PHOENIX – A Latino civil rights organization filed a federal class-action lawsuit Wednesday against a Texas auto-loan aggregator for unlawfully denying service to a recipient of DACA (Deferred Action for Childhood Arrivals) based on immigration status.

MALDEF (Mexican American Legal Defense and Educational Fund) and Arizona attorney Daniel Ortega of Ortega Law Firm filed the suit on behalf of Deyra Pamela Carranza Aguilar of Phoenix. The lawsuit challenges Tresl Auto Finance’s discriminatory policy that prevented Aguilar from applying for a car loan, in violation of federal civil rights law.

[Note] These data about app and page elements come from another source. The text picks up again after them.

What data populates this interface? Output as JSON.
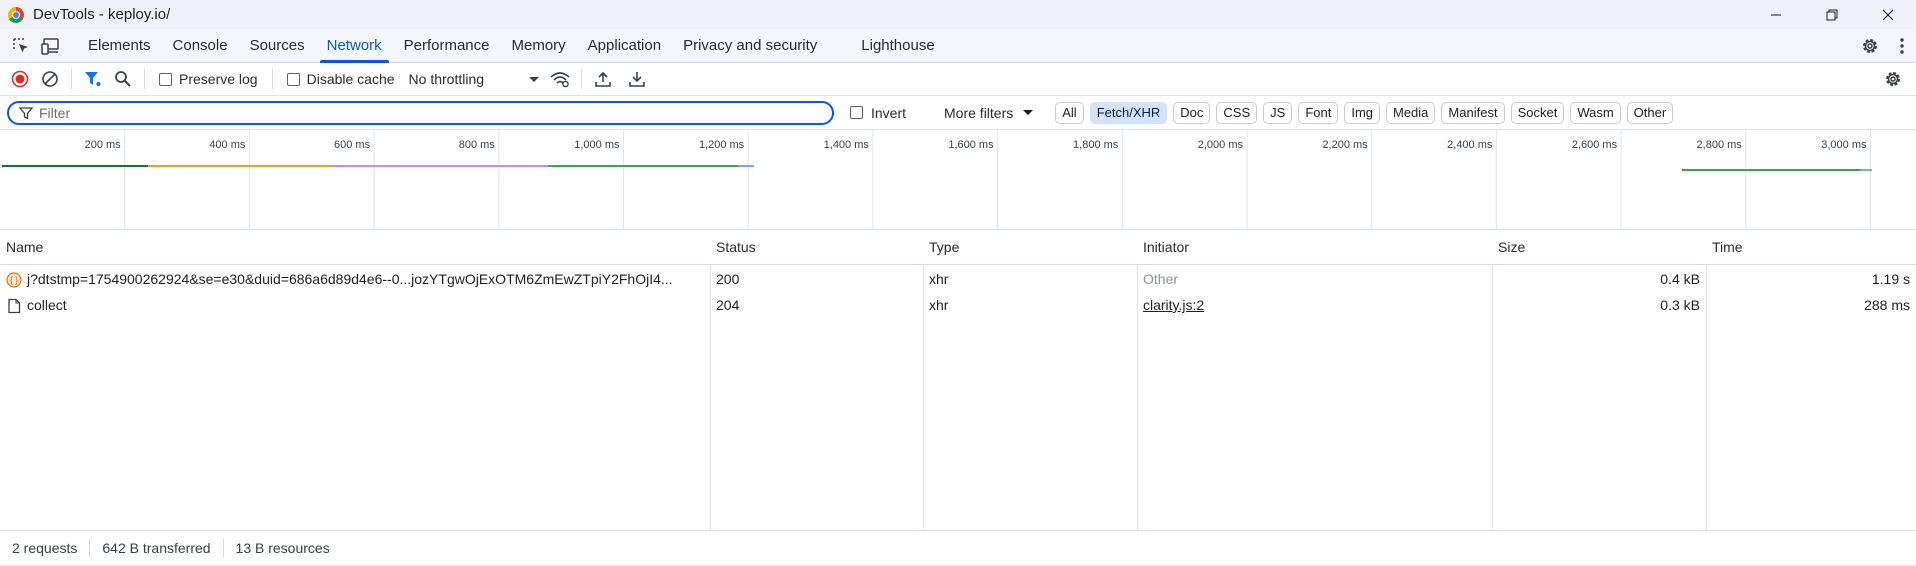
{
  "window": {
    "title": "DevTools - keploy.io/",
    "controls": [
      "minimize",
      "restore",
      "close"
    ]
  },
  "tabs": {
    "items": [
      {
        "label": "Elements",
        "active": false
      },
      {
        "label": "Console",
        "active": false
      },
      {
        "label": "Sources",
        "active": false
      },
      {
        "label": "Network",
        "active": true
      },
      {
        "label": "Performance",
        "active": false
      },
      {
        "label": "Memory",
        "active": false
      },
      {
        "label": "Application",
        "active": false
      },
      {
        "label": "Privacy and security",
        "active": false
      },
      {
        "label": "Lighthouse",
        "active": false
      }
    ]
  },
  "toolbar": {
    "preserve_log": "Preserve log",
    "preserve_log_checked": false,
    "disable_cache": "Disable cache",
    "disable_cache_checked": false,
    "throttling": "No throttling"
  },
  "filterbar": {
    "placeholder": "Filter",
    "invert": "Invert",
    "invert_checked": false,
    "more_filters": "More filters",
    "chips": [
      {
        "label": "All",
        "active": false
      },
      {
        "label": "Fetch/XHR",
        "active": true
      },
      {
        "label": "Doc",
        "active": false
      },
      {
        "label": "CSS",
        "active": false
      },
      {
        "label": "JS",
        "active": false
      },
      {
        "label": "Font",
        "active": false
      },
      {
        "label": "Img",
        "active": false
      },
      {
        "label": "Media",
        "active": false
      },
      {
        "label": "Manifest",
        "active": false
      },
      {
        "label": "Socket",
        "active": false
      },
      {
        "label": "Wasm",
        "active": false
      },
      {
        "label": "Other",
        "active": false
      }
    ]
  },
  "overview": {
    "ticks": [
      "200 ms",
      "400 ms",
      "600 ms",
      "800 ms",
      "1,000 ms",
      "1,200 ms",
      "1,400 ms",
      "1,600 ms",
      "1,800 ms",
      "2,000 ms",
      "2,200 ms",
      "2,400 ms",
      "2,600 ms",
      "2,800 ms",
      "3,000 ms"
    ],
    "colors": {
      "green": "#34a853",
      "orange": "#f2a60c",
      "purple": "#c58af9",
      "blue": "#6ea6f5",
      "teal": "#137333"
    }
  },
  "table": {
    "headers": {
      "name": "Name",
      "status": "Status",
      "type": "Type",
      "initiator": "Initiator",
      "size": "Size",
      "time": "Time"
    },
    "rows": [
      {
        "icon": "xhr-icon",
        "name": "j?dtstmp=1754900262924&se=e30&duid=686a6d89d4e6--0...jozYTgwOjExOTM6ZmEwZTpiY2FhOjI4...",
        "status": "200",
        "type": "xhr",
        "initiator": "Other",
        "size": "0.4 kB",
        "time": "1.19 s"
      },
      {
        "icon": "document-icon",
        "name": "collect",
        "status": "204",
        "type": "xhr",
        "initiator": "clarity.js:2",
        "size": "0.3 kB",
        "time": "288 ms"
      }
    ]
  },
  "status": {
    "requests": "2 requests",
    "transferred": "642 B transferred",
    "resources": "13 B resources"
  }
}
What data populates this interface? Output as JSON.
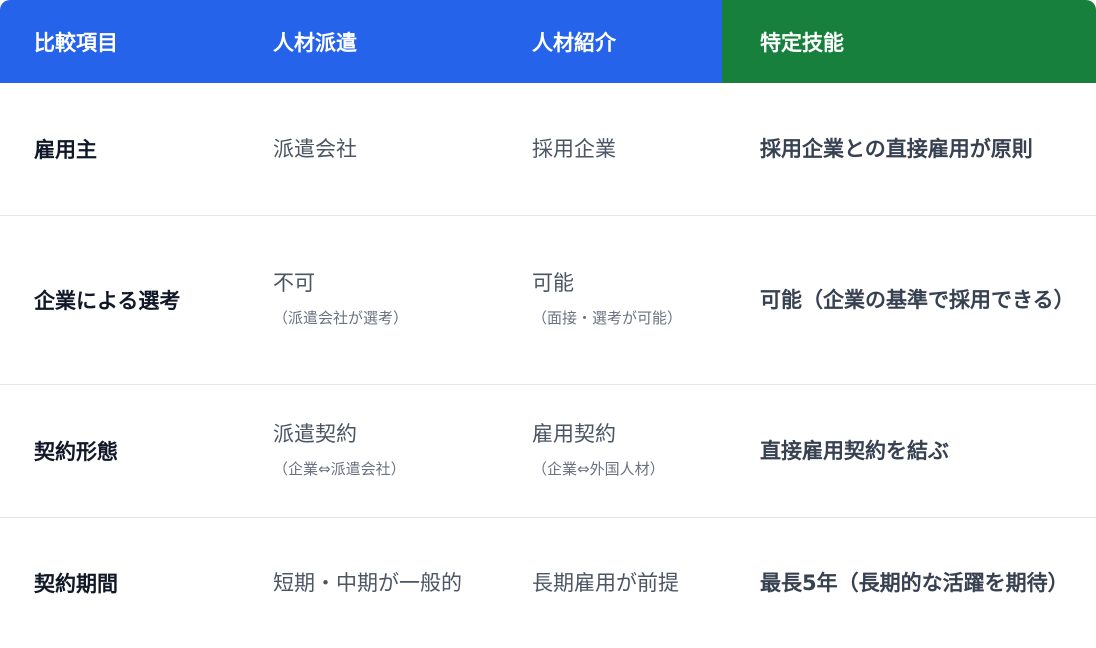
{
  "headers": {
    "item": "比較項目",
    "dispatch": "人材派遣",
    "placement": "人材紹介",
    "specified_skill": "特定技能"
  },
  "rows": [
    {
      "item": "雇用主",
      "dispatch": {
        "main": "派遣会社",
        "sub": ""
      },
      "placement": {
        "main": "採用企業",
        "sub": ""
      },
      "specified_skill": "採用企業との直接雇用が原則"
    },
    {
      "item": "企業による選考",
      "dispatch": {
        "main": "不可",
        "sub": "（派遣会社が選考）"
      },
      "placement": {
        "main": "可能",
        "sub": "（面接・選考が可能）"
      },
      "specified_skill": "可能（企業の基準で採用できる）"
    },
    {
      "item": "契約形態",
      "dispatch": {
        "main": "派遣契約",
        "sub": "（企業⇔派遣会社）"
      },
      "placement": {
        "main": "雇用契約",
        "sub": "（企業⇔外国人材）"
      },
      "specified_skill": "直接雇用契約を結ぶ"
    },
    {
      "item": "契約期間",
      "dispatch": {
        "main": "短期・中期が一般的",
        "sub": ""
      },
      "placement": {
        "main": "長期雇用が前提",
        "sub": ""
      },
      "specified_skill": "最長5年（長期的な活躍を期待）"
    }
  ],
  "colors": {
    "header_blue": "#2563eb",
    "header_green": "#16803c",
    "row_divider": "#e5e7eb"
  }
}
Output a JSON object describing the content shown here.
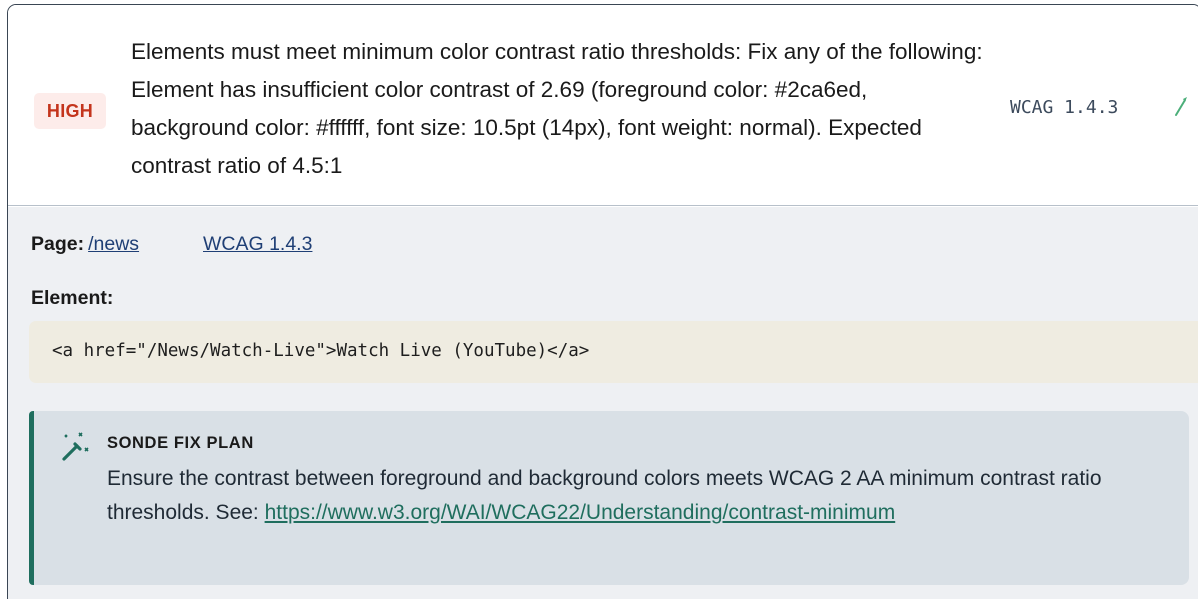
{
  "issue": {
    "severity": "HIGH",
    "title": "Elements must meet minimum color contrast ratio thresholds: Fix any of the following: Element has insufficient color contrast of 2.69 (foreground color: #2ca6ed, background color: #ffffff, font size: 10.5pt (14px), font weight: normal). Expected contrast ratio of 4.5:1",
    "wcag_tag": "WCAG 1.4.3"
  },
  "meta": {
    "page_label": "Page:",
    "page_link": "/news",
    "wcag_link": "WCAG 1.4.3"
  },
  "element": {
    "label": "Element:",
    "code": "<a href=\"/News/Watch-Live\">Watch Live (YouTube)</a>"
  },
  "fix_plan": {
    "title": "SONDE FIX PLAN",
    "text": "Ensure the contrast between foreground and background colors meets WCAG 2 AA minimum contrast ratio thresholds. See: ",
    "link": "https://www.w3.org/WAI/WCAG22/Understanding/contrast-minimum"
  },
  "colors": {
    "severity_bg": "#fdecea",
    "severity_text": "#c4341c",
    "accent": "#1f6e5e",
    "link": "#1f3f75"
  },
  "icons": {
    "header_action": "magic-wand-icon",
    "fix_plan": "magic-wand-sparkle-icon"
  }
}
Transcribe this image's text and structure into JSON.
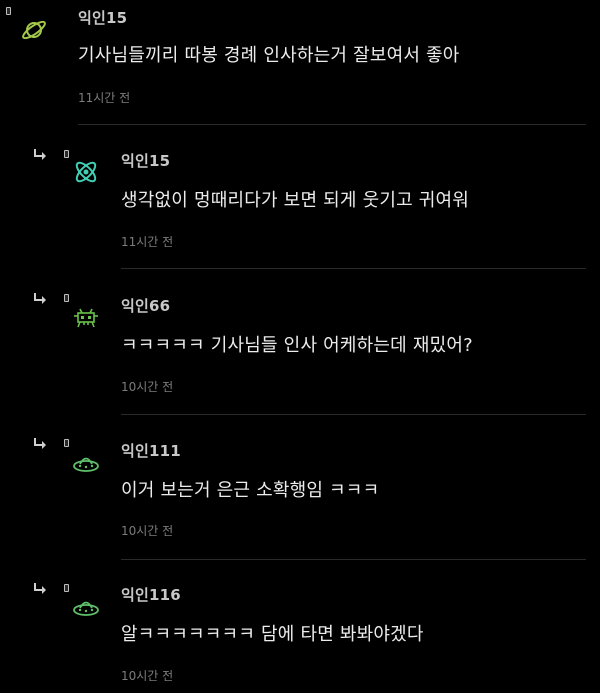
{
  "comments": [
    {
      "nickname": "익인15",
      "text": "기사님들끼리 따봉 경례 인사하는거 잘보여서 좋아",
      "time": "11시간 전",
      "avatar_icon": "saturn-icon",
      "reply": false,
      "avatar_color": "#a4c94a"
    },
    {
      "nickname": "익인15",
      "text": "생각없이 멍때리다가 보면 되게 웃기고 귀여워",
      "time": "11시간 전",
      "avatar_icon": "atom-icon",
      "reply": true,
      "avatar_color": "#3fd1b4"
    },
    {
      "nickname": "익인66",
      "text": "ㅋㅋㅋㅋㅋ 기사님들 인사 어케하는데 재밌어?",
      "time": "10시간 전",
      "avatar_icon": "space-invader-icon",
      "reply": true,
      "avatar_color": "#6ac24a"
    },
    {
      "nickname": "익인111",
      "text": "이거 보는거 은근 소확행임 ㅋㅋㅋ",
      "time": "10시간 전",
      "avatar_icon": "ufo-icon",
      "reply": true,
      "avatar_color": "#5fbf6a"
    },
    {
      "nickname": "익인116",
      "text": "알ㅋㅋㅋㅋㅋㅋㅋ 담에 타면 봐봐야겠다",
      "time": "10시간 전",
      "avatar_icon": "ufo-icon",
      "reply": true,
      "avatar_color": "#5fbf6a"
    }
  ]
}
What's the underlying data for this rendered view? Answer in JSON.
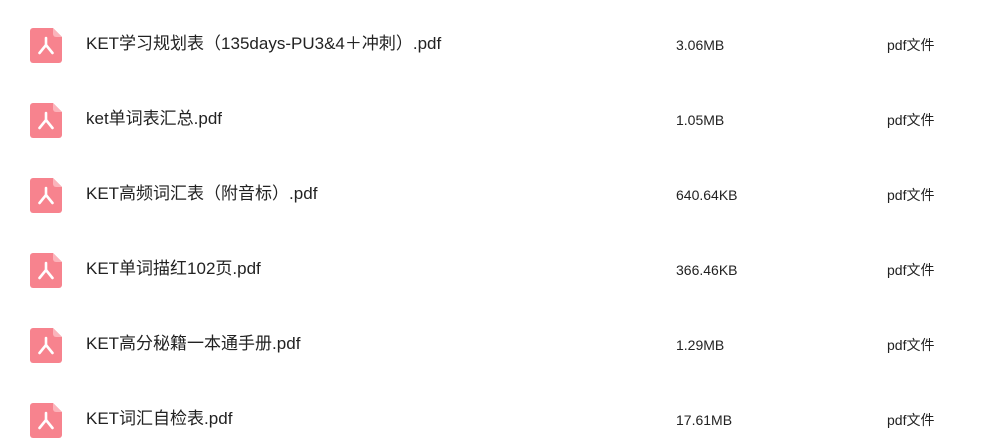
{
  "colors": {
    "icon_background": "#F7838E",
    "icon_fold": "#FBB4BB",
    "text": "#222222",
    "background": "#FFFFFF"
  },
  "files": [
    {
      "name": "KET学习规划表（135days-PU3&4＋冲刺）.pdf",
      "size": "3.06MB",
      "type": "pdf文件",
      "icon": "pdf-file-icon"
    },
    {
      "name": "ket单词表汇总.pdf",
      "size": "1.05MB",
      "type": "pdf文件",
      "icon": "pdf-file-icon"
    },
    {
      "name": "KET高频词汇表（附音标）.pdf",
      "size": "640.64KB",
      "type": "pdf文件",
      "icon": "pdf-file-icon"
    },
    {
      "name": "KET单词描红102页.pdf",
      "size": "366.46KB",
      "type": "pdf文件",
      "icon": "pdf-file-icon"
    },
    {
      "name": "KET高分秘籍一本通手册.pdf",
      "size": "1.29MB",
      "type": "pdf文件",
      "icon": "pdf-file-icon"
    },
    {
      "name": "KET词汇自检表.pdf",
      "size": "17.61MB",
      "type": "pdf文件",
      "icon": "pdf-file-icon"
    }
  ]
}
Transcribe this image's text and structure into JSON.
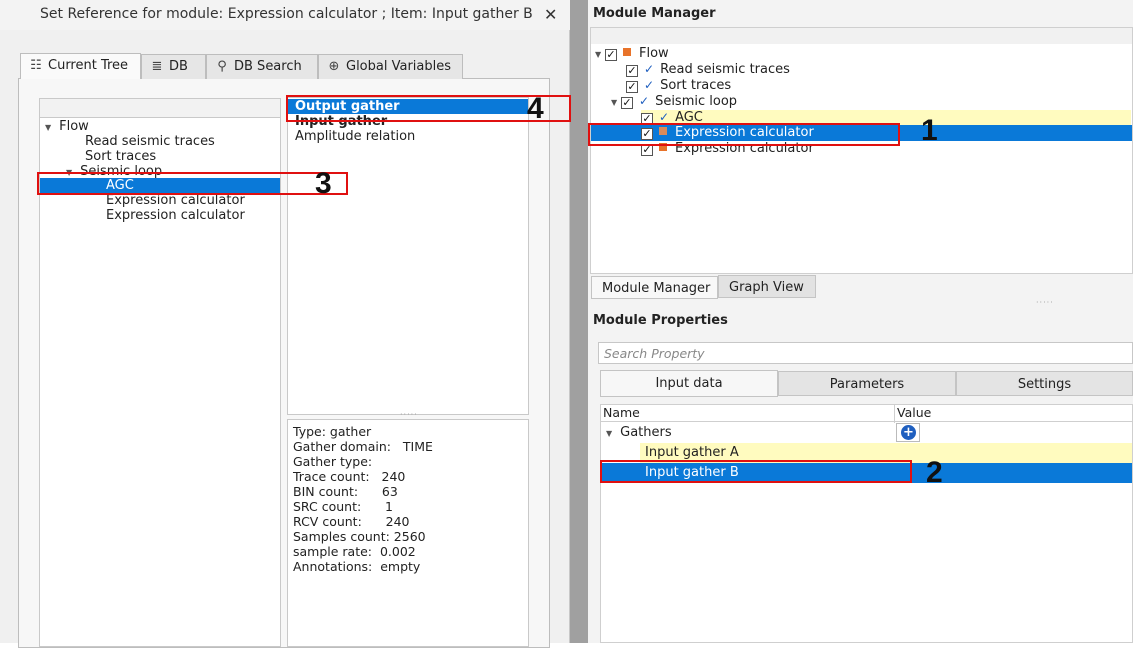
{
  "dialog": {
    "title": "Set Reference for module: Expression calculator ; Item: Input gather B",
    "close_glyph": "✕",
    "tabs": [
      {
        "label": "Current Tree",
        "icon": "tree-icon"
      },
      {
        "label": "DB",
        "icon": "database-icon"
      },
      {
        "label": "DB Search",
        "icon": "search-icon"
      },
      {
        "label": "Global Variables",
        "icon": "globe-icon"
      }
    ],
    "tree": {
      "root": "Flow",
      "items": [
        "Read seismic traces",
        "Sort traces"
      ],
      "loop": "Seismic loop",
      "loop_items": [
        "AGC",
        "Expression calculator",
        "Expression calculator"
      ]
    },
    "outputs": [
      "Output gather",
      "Input gather",
      "Amplitude relation"
    ],
    "info": [
      "Type: gather",
      "Gather domain:   TIME",
      "Gather type:",
      "Trace count:   240",
      "BIN count:      63",
      "SRC count:      1",
      "RCV count:      240",
      "Samples count: 2560",
      "sample rate:  0.002",
      "Annotations:  empty"
    ]
  },
  "module_manager": {
    "title": "Module Manager",
    "tree": {
      "root": "Flow",
      "items": [
        "Read seismic traces",
        "Sort traces"
      ],
      "loop": "Seismic loop",
      "loop_items": [
        "AGC",
        "Expression calculator",
        "Expression calculator"
      ]
    },
    "bottom_tabs": [
      "Module Manager",
      "Graph View"
    ]
  },
  "module_properties": {
    "title": "Module Properties",
    "search_placeholder": "Search Property",
    "tabs": [
      "Input data",
      "Parameters",
      "Settings"
    ],
    "columns": [
      "Name",
      "Value"
    ],
    "group": "Gathers",
    "items": [
      "Input gather A",
      "Input gather B"
    ]
  },
  "callouts": [
    "1",
    "2",
    "3",
    "4"
  ],
  "colors": {
    "selection": "#0a79d8",
    "highlight": "#fffbbf",
    "annotation": "#e01010",
    "module_icon": "#e8732a"
  }
}
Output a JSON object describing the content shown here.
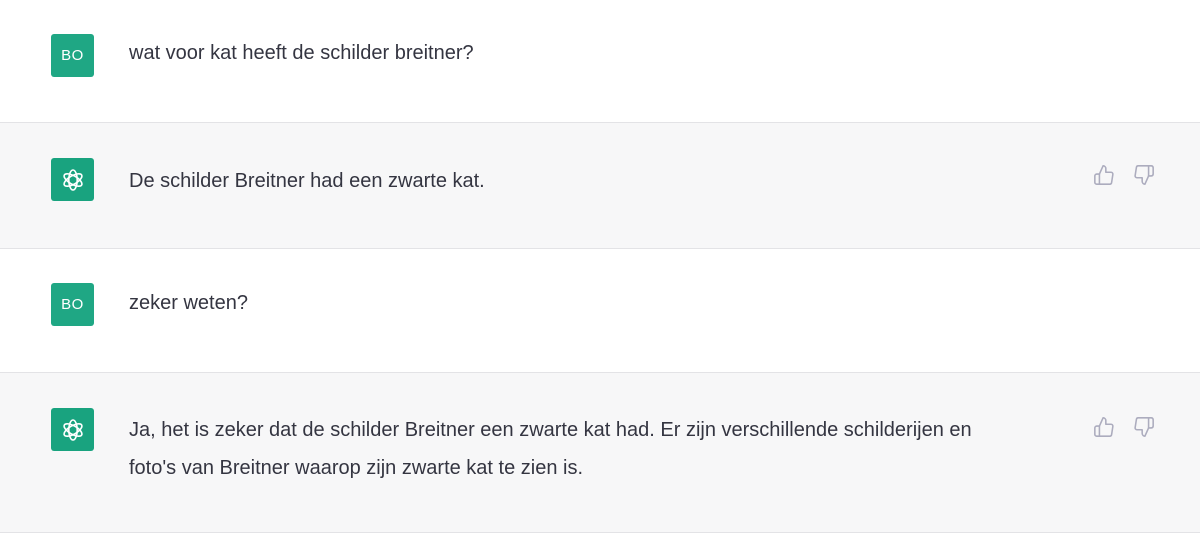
{
  "messages": [
    {
      "role": "user",
      "avatar": "BO",
      "text": "wat voor kat heeft de schilder breitner?"
    },
    {
      "role": "assistant",
      "text": "De schilder Breitner had een zwarte kat."
    },
    {
      "role": "user",
      "avatar": "BO",
      "text": "zeker weten?"
    },
    {
      "role": "assistant",
      "text": "Ja, het is zeker dat de schilder Breitner een zwarte kat had. Er zijn verschillende schilderijen en foto's van Breitner waarop zijn zwarte kat te zien is."
    }
  ],
  "icons": {
    "assistant_avatar": "openai-logo-icon",
    "like": "thumbs-up-icon",
    "dislike": "thumbs-down-icon"
  },
  "colors": {
    "avatar_bg": "#19a37f",
    "assistant_row_bg": "#f7f7f8",
    "text": "#343541",
    "icon": "#acacbe"
  }
}
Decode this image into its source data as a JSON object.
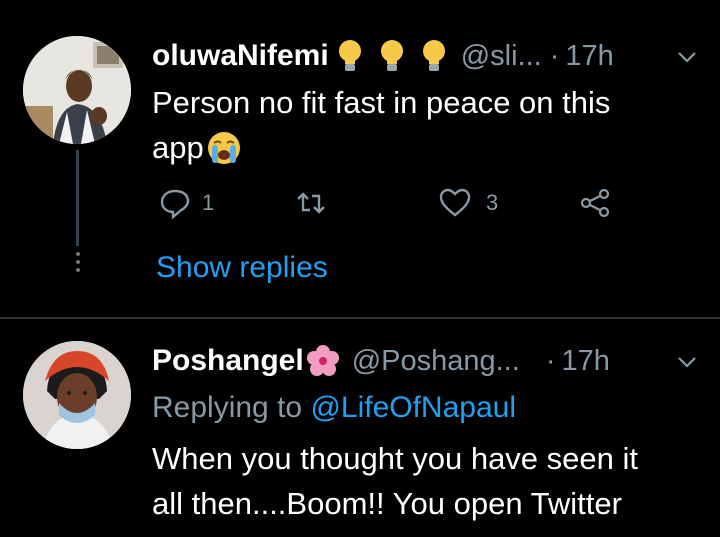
{
  "tweet1": {
    "display_name": "oluwaNifemi",
    "name_emojis": [
      "lightbulb-emoji",
      "lightbulb-emoji",
      "lightbulb-emoji"
    ],
    "handle": "@sli...",
    "separator": "·",
    "time": "17h",
    "text_line1": "Person no fit fast in peace on this",
    "text_line2": "app",
    "text_emoji": "loudly-crying-face-emoji",
    "reply_count": "1",
    "retweet_count": "",
    "like_count": "3",
    "show_replies_label": "Show replies"
  },
  "tweet2": {
    "display_name": "Poshangel",
    "name_emoji": "hibiscus-flower-emoji",
    "handle": "@Poshang...",
    "separator": "·",
    "time": "17h",
    "replying_prefix": "Replying to",
    "replying_handle": "@LifeOfNapaul",
    "text_line1": "When you thought you have seen it",
    "text_line2": "all then....Boom!! You open Twitter"
  },
  "colors": {
    "background": "#000000",
    "text": "#ffffff",
    "muted": "#8899a6",
    "link": "#1da1f2",
    "divider": "#2f3336"
  },
  "icons": [
    "reply-icon",
    "retweet-icon",
    "like-icon",
    "share-icon",
    "chevron-down-icon"
  ]
}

“Access to fair lending is an essential element of participation in the modern economy,” said Thomas A. Saenz, MALDEF president and general counsel.  “Irrational discrimination deals a significant harm then to those targeted, and also introduces damaging inefficiency into the national economy.”

Aguilar, 26, applied to Tresl to refinance a $17,000 car loan on March 1, 2022. Tresl, a registered trademark of Innovative Funding Services in Austin, Texas, isn’t a direct lender. Instead, it partners with lenders to provide auto loan refinancing. Tresl helps match individuals seeking to refinance auto loans with lenders in their network. Tresl, however, prevented Aguilar from applying for a loan based on her immigration status, and without considering her creditworthiness, the lawsuit states.

After Aguilar applied online, a Tresl representative contacted her for more information and documents, including her driver’s license and proof of insurance. In a follow-up phone call, Aguilar told the representative that her DACA work permit required renewal every two years. At that point, the representative said she would need to check with “the lender” before continuing to take her application. Minutes later, Aquilar received a text message from the Tresl representative telling her that a manager told her not to finish Aguilar’s application because lenders would not approve a loan for longer than her work permit expiration and that lenders saw DACA recipients as unreliable and a liability.

“Unfortunately, financial service providers continue to discriminate against DACA recipients,” said Eduardo Casas, a staff attorney with MALDEF.  “Rather than focus on creditworthiness, some providers assume they can deny an individual access to products based on their immigration status. That’s wrong, it’s dehumanizing, and it’s unlawful.”​

Attorneys argue that Tresl’s refusal to take a loan application from Aguilar because of her immigration status violates Section 1981 of the federal Civil Rights Act of 1866, which prohibits discrimination in contracting based on race, color, ethnicity, or alienage.​

“It was disheartening to hear that I had not been chosen to proceed forward in the application process,” Aguilar said.  “The only thing I was judged upon is the one thing that is forever beyond my control; to not look beyond the label of DACA, a decision that was made for me as a child, will forever hold me back as an adult.”

The lawsuit was filed in U.S. District Court, District of Arizona.  Attorneys are requesting that the court certify the lawsuit as a class-action.

This is the 11th lawsuit filed by MALDEF since 2017 challenging the policies of financial institutions that discriminate against DACA recipients.

Read the complaint HERE.